It’s only big enough for the pilot, and barely that, but EADS proudly showed off its new version of the Cri-Cri, a French homebuilt design from the 1970s, at the Green Aviation Show at Le Bourget Airport in Paris last week. The airplane is built from composites to reduce weight, and uses high energy-density lithium batteries to power four electric motors. The company said the electric Cri-Cri will fly for 30 minutes at about 60 knots, and first test flights will begin soon. The Paris show also hosted plenty of low-energy airships, gliders, and trikes. Also last week, the FAA said it will give $125 million to five aerospace companies to help them develop new eco-friendly technologies that will reduce jet fuel consumption, emissions and noise.

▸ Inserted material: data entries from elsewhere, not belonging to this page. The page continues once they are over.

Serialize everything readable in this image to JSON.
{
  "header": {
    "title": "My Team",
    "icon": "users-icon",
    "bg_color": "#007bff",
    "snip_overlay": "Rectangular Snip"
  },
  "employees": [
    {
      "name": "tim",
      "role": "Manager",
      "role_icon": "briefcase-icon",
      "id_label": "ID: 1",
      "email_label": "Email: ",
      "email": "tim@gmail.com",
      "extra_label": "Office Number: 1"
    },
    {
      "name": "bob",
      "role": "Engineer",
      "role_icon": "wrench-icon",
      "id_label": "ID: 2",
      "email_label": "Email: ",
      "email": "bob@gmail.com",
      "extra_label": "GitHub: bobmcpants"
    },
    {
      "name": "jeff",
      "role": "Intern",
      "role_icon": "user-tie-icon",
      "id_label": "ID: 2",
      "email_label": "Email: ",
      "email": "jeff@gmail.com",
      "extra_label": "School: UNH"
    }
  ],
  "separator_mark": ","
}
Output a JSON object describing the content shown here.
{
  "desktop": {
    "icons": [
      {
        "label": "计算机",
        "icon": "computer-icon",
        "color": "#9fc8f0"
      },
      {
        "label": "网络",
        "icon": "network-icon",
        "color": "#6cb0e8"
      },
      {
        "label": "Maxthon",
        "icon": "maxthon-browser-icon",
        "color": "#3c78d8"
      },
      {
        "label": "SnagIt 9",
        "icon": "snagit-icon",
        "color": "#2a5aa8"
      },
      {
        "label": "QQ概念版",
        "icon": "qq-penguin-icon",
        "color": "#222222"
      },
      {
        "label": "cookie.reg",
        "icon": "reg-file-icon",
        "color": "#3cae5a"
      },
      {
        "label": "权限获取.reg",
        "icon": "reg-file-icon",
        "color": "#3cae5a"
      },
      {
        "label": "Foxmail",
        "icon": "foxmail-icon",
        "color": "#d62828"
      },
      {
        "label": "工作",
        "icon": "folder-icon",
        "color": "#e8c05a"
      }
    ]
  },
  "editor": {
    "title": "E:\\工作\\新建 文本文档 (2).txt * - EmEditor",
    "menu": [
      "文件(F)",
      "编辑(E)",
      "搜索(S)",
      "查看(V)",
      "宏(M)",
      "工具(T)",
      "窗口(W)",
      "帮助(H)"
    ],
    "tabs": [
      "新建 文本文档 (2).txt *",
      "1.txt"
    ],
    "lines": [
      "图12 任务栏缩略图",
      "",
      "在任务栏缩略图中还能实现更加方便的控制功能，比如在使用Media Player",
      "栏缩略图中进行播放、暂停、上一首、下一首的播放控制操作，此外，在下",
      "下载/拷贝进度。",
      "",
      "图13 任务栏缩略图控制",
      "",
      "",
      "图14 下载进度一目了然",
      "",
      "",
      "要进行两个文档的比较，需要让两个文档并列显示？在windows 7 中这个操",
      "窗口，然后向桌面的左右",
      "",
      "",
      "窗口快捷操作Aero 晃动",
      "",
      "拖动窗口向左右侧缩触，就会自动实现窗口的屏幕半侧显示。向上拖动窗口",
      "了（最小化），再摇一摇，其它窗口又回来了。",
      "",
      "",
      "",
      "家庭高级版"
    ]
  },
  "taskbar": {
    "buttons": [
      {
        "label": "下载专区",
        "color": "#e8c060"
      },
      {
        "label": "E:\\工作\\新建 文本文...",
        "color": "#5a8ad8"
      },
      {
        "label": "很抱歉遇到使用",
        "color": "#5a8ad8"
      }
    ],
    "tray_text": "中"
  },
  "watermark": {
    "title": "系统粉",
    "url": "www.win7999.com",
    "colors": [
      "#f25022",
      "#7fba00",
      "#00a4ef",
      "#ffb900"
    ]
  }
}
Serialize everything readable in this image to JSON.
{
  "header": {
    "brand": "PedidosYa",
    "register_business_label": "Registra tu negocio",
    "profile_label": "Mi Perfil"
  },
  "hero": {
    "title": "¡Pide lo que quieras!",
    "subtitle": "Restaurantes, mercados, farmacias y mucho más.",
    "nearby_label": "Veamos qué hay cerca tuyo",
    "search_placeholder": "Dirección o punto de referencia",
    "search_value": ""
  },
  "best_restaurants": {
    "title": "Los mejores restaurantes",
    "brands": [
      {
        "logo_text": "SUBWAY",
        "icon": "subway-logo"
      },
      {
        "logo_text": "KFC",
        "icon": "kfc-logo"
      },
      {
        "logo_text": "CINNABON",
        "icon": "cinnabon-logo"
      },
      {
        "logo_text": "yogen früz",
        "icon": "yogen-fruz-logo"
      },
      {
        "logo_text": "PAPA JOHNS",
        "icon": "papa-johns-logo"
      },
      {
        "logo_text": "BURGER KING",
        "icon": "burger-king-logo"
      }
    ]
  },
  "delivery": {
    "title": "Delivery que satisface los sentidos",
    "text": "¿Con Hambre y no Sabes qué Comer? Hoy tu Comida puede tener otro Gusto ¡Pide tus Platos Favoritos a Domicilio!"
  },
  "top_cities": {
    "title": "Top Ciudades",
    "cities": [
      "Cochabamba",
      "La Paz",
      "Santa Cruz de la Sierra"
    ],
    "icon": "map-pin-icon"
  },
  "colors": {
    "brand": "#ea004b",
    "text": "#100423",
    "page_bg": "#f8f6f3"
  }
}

Those companies — Boeing, GE, Honeywell, Pratt & Whitney, and Rolls Royce — will use the funds for research into sustainable alternative aviation fuels, lighter and more efficient engines, and advanced wing surfaces. They will also look at open rotor and geared turbofan engines, the FAA said. The FAA’s goal is to reduce aviation fuel consumption 33 percent by 2015.